• What you should do:
The complete set of records should be given again verbatim.

Segment Start: Listed records

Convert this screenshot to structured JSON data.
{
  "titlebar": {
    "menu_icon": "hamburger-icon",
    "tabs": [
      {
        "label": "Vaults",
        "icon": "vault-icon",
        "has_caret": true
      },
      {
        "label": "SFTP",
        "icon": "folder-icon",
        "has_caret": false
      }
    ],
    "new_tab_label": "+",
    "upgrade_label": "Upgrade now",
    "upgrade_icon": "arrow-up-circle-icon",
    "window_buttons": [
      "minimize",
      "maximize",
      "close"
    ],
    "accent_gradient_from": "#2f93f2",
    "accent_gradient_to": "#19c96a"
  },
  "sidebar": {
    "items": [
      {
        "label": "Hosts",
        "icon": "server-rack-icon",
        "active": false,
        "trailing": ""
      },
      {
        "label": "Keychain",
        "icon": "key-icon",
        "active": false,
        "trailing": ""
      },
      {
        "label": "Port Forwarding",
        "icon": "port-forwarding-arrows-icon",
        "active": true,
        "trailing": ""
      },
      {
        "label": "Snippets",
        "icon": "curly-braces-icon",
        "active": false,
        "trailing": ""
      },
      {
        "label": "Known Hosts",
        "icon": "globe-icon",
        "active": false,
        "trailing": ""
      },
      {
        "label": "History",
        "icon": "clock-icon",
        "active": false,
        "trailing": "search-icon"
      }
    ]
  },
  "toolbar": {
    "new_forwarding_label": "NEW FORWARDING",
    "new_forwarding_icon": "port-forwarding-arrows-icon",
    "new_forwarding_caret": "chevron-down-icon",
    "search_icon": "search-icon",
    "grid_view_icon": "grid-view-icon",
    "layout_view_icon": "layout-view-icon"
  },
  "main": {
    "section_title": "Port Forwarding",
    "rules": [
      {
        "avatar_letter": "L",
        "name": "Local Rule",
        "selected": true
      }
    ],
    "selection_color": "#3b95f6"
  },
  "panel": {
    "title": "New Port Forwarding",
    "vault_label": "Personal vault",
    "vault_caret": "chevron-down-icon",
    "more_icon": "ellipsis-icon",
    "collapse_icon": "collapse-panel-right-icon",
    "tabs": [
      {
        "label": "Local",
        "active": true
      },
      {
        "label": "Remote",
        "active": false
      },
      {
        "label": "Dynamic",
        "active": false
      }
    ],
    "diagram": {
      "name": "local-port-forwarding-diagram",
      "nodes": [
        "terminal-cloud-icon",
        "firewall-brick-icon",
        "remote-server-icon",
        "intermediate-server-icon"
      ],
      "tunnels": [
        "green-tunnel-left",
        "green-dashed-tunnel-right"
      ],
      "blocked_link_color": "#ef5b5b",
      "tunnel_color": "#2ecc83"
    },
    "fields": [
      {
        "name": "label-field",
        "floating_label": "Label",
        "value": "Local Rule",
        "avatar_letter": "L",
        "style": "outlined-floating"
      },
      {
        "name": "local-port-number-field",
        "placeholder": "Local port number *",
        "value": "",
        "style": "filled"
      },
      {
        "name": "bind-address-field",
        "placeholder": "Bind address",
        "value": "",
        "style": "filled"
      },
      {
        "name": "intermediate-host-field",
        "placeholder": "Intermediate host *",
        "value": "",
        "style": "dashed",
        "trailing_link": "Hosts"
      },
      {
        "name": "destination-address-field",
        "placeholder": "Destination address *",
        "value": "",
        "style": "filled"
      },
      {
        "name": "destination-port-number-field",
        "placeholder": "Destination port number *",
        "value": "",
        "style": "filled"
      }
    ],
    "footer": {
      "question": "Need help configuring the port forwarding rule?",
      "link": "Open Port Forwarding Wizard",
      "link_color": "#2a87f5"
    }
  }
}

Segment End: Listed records

• Expected answer:
Convert this screenshot to structured JSON data.
{
  "titlebar": {
    "menu_icon": "hamburger-icon",
    "tabs": [
      {
        "label": "Vaults",
        "icon": "vault-icon",
        "has_caret": true
      },
      {
        "label": "SFTP",
        "icon": "folder-icon",
        "has_caret": false
      }
    ],
    "new_tab_label": "+",
    "upgrade_label": "Upgrade now",
    "upgrade_icon": "arrow-up-circle-icon",
    "window_buttons": [
      "minimize",
      "maximize",
      "close"
    ],
    "accent_gradient_from": "#2f93f2",
    "accent_gradient_to": "#19c96a"
  },
  "sidebar": {
    "items": [
      {
        "label": "Hosts",
        "icon": "server-rack-icon",
        "active": false,
        "trailing": ""
      },
      {
        "label": "Keychain",
        "icon": "key-icon",
        "active": false,
        "trailing": ""
      },
      {
        "label": "Port Forwarding",
        "icon": "port-forwarding-arrows-icon",
        "active": true,
        "trailing": ""
      },
      {
        "label": "Snippets",
        "icon": "curly-braces-icon",
        "active": false,
        "trailing": ""
      },
      {
        "label": "Known Hosts",
        "icon": "globe-icon",
        "active": false,
        "trailing": ""
      },
      {
        "label": "History",
        "icon": "clock-icon",
        "active": false,
        "trailing": "search-icon"
      }
    ]
  },
  "toolbar": {
    "new_forwarding_label": "NEW FORWARDING",
    "new_forwarding_icon": "port-forwarding-arrows-icon",
    "new_forwarding_caret": "chevron-down-icon",
    "search_icon": "search-icon",
    "grid_view_icon": "grid-view-icon",
    "layout_view_icon": "layout-view-icon"
  },
  "main": {
    "section_title": "Port Forwarding",
    "rules": [
      {
        "avatar_letter": "L",
        "name": "Local Rule",
        "selected": true
      }
    ],
    "selection_color": "#3b95f6"
  },
  "panel": {
    "title": "New Port Forwarding",
    "vault_label": "Personal vault",
    "vault_caret": "chevron-down-icon",
    "more_icon": "ellipsis-icon",
    "collapse_icon": "collapse-panel-right-icon",
    "tabs": [
      {
        "label": "Local",
        "active": true
      },
      {
        "label": "Remote",
        "active": false
      },
      {
        "label": "Dynamic",
        "active": false
      }
    ],
    "diagram": {
      "name": "local-port-forwarding-diagram",
      "nodes": [
        "terminal-cloud-icon",
        "firewall-brick-icon",
        "remote-server-icon",
        "intermediate-server-icon"
      ],
      "tunnels": [
        "green-tunnel-left",
        "green-dashed-tunnel-right"
      ],
      "blocked_link_color": "#ef5b5b",
      "tunnel_color": "#2ecc83"
    },
    "fields": [
      {
        "name": "label-field",
        "floating_label": "Label",
        "value": "Local Rule",
        "avatar_letter": "L",
        "style": "outlined-floating"
      },
      {
        "name": "local-port-number-field",
        "placeholder": "Local port number *",
        "value": "",
        "style": "filled"
      },
      {
        "name": "bind-address-field",
        "placeholder": "Bind address",
        "value": "",
        "style": "filled"
      },
      {
        "name": "intermediate-host-field",
        "placeholder": "Intermediate host *",
        "value": "",
        "style": "dashed",
        "trailing_link": "Hosts"
      },
      {
        "name": "destination-address-field",
        "placeholder": "Destination address *",
        "value": "",
        "style": "filled"
      },
      {
        "name": "destination-port-number-field",
        "placeholder": "Destination port number *",
        "value": "",
        "style": "filled"
      }
    ],
    "footer": {
      "question": "Need help configuring the port forwarding rule?",
      "link": "Open Port Forwarding Wizard",
      "link_color": "#2a87f5"
    }
  }
}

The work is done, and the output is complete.